Now that we know the ingredients, let us use them to get insights into your Phoenix app. First add the dependencies to your mix.exs. I used PSPDFKit’s forks as they work better with mix:
Defining the metrics and reports
We use an application config to configure Exometer. It defines the metrics we want to record and where we would like to report it. This is by far the hardest part. Let me show you a gist and then walk you through it:
First we set some ‘constants’: What do you want to call your app? How frequently do you want to submit stats? What histogram stats are you interested in? (I am reporting minimum values, maximum values, averages, the 95-percentile and the 90-percentile). What memory stats would you like to record? The ensuing config consists of three parts:
The first part is the predefined metrics we want to use. A tuple of three entries describes each metric. It consists of name (list of atoms), type (list of atoms or single atom) and options. We use four different metric types. The first one is functions. It instructs Exometer to use the return value of an erlang function. The other three are gauges, histograms and spirals as described above.
The second part defines reporters. Reporters send the metric values along to different service. One helpful reporter to debug is to just dump the values to Lager. As you can see we are using the StatsD reporter. It formats values to the StatsD format and sends it to a StatsD agent via UDP. The type_map tells it how to ‘translate’ types if needed. For example the spiral metric type is unknown to StatsD. So we tell the reporter to export it as a gauge to achieve the effect outlined above. The name of a metric in StatsD will be the list concatenated with a full stop (e.g. “my_awesome_app.webapp.resp_time”).
Lastly we define reports. Reports tie metrics and reporters together. They define at what intervals we would like to send the collected metrics onward. I chose to report metrics every second.
Now as you can see we poll the Erlang VM metrics in our config. That’s super helpful. But we still need to record metrics like hit count and response time. If you’re using Ecto you might also want to record query count and execution times. Let’s start with hit counts and response times. I wrote a plug that does it:
Elixir’s plugs make it super straightforward to record metrics like these. Please note that I am matching the :ok that I expect to receive from Exometer. That’s a bit audacious as it will result in a 500 error if recording the metric went wrong. Please decide for yourself if you want to do that or not.

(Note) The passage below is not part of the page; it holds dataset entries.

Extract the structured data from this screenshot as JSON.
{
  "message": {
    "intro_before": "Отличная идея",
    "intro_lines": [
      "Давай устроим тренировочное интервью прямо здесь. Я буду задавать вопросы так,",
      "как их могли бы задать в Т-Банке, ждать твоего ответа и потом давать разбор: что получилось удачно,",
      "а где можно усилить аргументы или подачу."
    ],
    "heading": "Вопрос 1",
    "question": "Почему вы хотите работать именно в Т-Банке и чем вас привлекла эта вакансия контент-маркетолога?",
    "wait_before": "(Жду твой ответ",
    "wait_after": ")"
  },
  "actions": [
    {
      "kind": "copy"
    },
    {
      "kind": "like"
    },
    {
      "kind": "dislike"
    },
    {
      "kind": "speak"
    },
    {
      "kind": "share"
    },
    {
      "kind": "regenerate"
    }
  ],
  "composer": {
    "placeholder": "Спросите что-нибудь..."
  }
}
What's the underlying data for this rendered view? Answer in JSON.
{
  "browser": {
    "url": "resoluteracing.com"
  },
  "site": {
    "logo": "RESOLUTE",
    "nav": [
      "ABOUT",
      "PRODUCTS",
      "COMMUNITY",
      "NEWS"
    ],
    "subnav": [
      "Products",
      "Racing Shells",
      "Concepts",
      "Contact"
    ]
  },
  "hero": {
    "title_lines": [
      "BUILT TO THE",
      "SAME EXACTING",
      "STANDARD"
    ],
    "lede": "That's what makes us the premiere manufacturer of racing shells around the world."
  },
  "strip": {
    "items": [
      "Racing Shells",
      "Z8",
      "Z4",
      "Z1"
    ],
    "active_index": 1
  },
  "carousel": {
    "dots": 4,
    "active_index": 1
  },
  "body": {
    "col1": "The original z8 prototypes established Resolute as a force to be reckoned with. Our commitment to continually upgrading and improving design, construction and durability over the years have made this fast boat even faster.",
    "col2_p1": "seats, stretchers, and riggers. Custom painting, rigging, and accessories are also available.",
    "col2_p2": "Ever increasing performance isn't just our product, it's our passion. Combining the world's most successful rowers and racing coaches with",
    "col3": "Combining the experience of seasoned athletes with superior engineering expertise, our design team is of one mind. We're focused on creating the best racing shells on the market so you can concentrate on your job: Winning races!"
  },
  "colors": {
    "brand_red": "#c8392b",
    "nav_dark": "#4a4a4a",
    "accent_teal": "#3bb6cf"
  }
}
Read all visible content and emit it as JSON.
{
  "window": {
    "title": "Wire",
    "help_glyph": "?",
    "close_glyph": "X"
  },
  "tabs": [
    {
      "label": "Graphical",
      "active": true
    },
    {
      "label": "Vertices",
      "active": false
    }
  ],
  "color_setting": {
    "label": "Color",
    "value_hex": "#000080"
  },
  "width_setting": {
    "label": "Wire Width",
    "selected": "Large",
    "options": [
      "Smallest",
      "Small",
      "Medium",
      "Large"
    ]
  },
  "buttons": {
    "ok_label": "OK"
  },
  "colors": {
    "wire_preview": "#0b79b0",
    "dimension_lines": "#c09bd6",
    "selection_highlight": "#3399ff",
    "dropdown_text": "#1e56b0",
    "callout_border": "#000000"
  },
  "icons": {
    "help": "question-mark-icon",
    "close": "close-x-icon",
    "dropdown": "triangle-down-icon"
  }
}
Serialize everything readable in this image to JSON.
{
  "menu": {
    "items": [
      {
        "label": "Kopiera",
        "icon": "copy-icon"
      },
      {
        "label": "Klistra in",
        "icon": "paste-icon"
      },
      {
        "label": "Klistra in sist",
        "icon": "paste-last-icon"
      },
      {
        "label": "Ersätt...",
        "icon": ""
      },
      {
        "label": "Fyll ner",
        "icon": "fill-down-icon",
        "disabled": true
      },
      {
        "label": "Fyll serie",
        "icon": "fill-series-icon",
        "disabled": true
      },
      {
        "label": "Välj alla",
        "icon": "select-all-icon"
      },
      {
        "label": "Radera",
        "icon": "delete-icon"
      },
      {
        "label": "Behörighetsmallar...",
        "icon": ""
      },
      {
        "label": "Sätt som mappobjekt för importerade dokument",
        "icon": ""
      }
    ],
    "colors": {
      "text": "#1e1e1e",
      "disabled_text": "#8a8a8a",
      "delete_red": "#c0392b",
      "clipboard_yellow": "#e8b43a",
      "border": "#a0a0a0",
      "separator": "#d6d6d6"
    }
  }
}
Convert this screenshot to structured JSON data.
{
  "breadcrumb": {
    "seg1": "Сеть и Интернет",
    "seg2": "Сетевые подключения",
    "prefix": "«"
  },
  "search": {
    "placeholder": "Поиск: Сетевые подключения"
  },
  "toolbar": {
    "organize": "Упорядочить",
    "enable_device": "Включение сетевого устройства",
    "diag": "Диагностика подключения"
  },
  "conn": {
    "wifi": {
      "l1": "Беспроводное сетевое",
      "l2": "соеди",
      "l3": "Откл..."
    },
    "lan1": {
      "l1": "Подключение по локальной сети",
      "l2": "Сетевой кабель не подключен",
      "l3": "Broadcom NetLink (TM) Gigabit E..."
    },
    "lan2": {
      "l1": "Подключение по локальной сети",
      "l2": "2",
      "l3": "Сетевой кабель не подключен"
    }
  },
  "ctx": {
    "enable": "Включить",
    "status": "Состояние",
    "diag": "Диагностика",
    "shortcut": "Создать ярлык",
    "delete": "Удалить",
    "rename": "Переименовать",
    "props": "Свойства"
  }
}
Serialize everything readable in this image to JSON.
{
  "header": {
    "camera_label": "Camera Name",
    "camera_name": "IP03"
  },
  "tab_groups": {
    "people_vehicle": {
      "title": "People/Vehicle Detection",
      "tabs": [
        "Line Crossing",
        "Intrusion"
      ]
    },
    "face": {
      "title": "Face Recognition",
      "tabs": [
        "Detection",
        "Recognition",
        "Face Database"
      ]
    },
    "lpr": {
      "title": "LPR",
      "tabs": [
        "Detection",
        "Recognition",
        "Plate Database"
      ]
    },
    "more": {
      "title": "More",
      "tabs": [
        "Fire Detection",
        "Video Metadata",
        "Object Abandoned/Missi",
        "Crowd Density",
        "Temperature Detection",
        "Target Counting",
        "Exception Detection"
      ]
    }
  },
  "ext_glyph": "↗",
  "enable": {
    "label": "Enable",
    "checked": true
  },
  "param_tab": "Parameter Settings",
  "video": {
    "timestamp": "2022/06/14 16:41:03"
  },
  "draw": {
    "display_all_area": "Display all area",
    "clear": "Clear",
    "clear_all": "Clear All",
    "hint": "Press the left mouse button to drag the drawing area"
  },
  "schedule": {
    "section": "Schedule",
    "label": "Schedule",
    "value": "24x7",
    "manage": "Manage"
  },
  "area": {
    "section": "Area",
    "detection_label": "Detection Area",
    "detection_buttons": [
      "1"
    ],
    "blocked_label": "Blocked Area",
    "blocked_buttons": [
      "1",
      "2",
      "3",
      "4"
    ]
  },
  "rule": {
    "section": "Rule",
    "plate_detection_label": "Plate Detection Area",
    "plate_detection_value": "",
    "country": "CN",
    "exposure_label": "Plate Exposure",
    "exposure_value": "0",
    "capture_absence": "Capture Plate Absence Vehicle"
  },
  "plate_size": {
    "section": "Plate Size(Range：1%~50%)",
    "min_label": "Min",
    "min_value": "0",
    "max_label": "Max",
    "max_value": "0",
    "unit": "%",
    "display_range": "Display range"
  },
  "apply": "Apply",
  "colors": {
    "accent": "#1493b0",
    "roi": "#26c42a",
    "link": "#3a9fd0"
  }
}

Now for Ecto — again great design makes our lives super easy:
Ecto defines a log function you can overwrite. The code we use to records execution times and query count is like what we use in the plug.
Using your metrics
There are many ways of using your metrics, the most common one is to visualise them. There are a variety of ways to do this. Since we are using StatsD and Exometer we can export our metrics to a variety of formats. One of the formats is for most popular graphing solution graphite.
I used DataDog. It comes with its own StatsD agent that automatically sends the data to DataDog. The agent is straightforward to setup. Plus DataDog provides alerts as mentioned above.
The first thing you need to do is register and install the agent somewhere. The tutorial on the DataDog site is self-explanatory, just follow it.
Then you can use the metrics explorer to see what metrics we report. Build dashboards to your liking following the guides that DataDog have on their homepage.
Currently I am only collecting the average response time. It might be interesting to record response times per method and path to identify worst offenders. Thanks to Exometer’s dynamic metric definition interface that is not a problem. I just haven’t gotten around to doing it. The same goes for Ecto: Recording which queries take the longest might be a smart thing to do however I haven’t gotten around to it yet.
Please feel free to post questions and feedback. This is the result of my first stab at metrics collection so there are likely things I could’ve done better.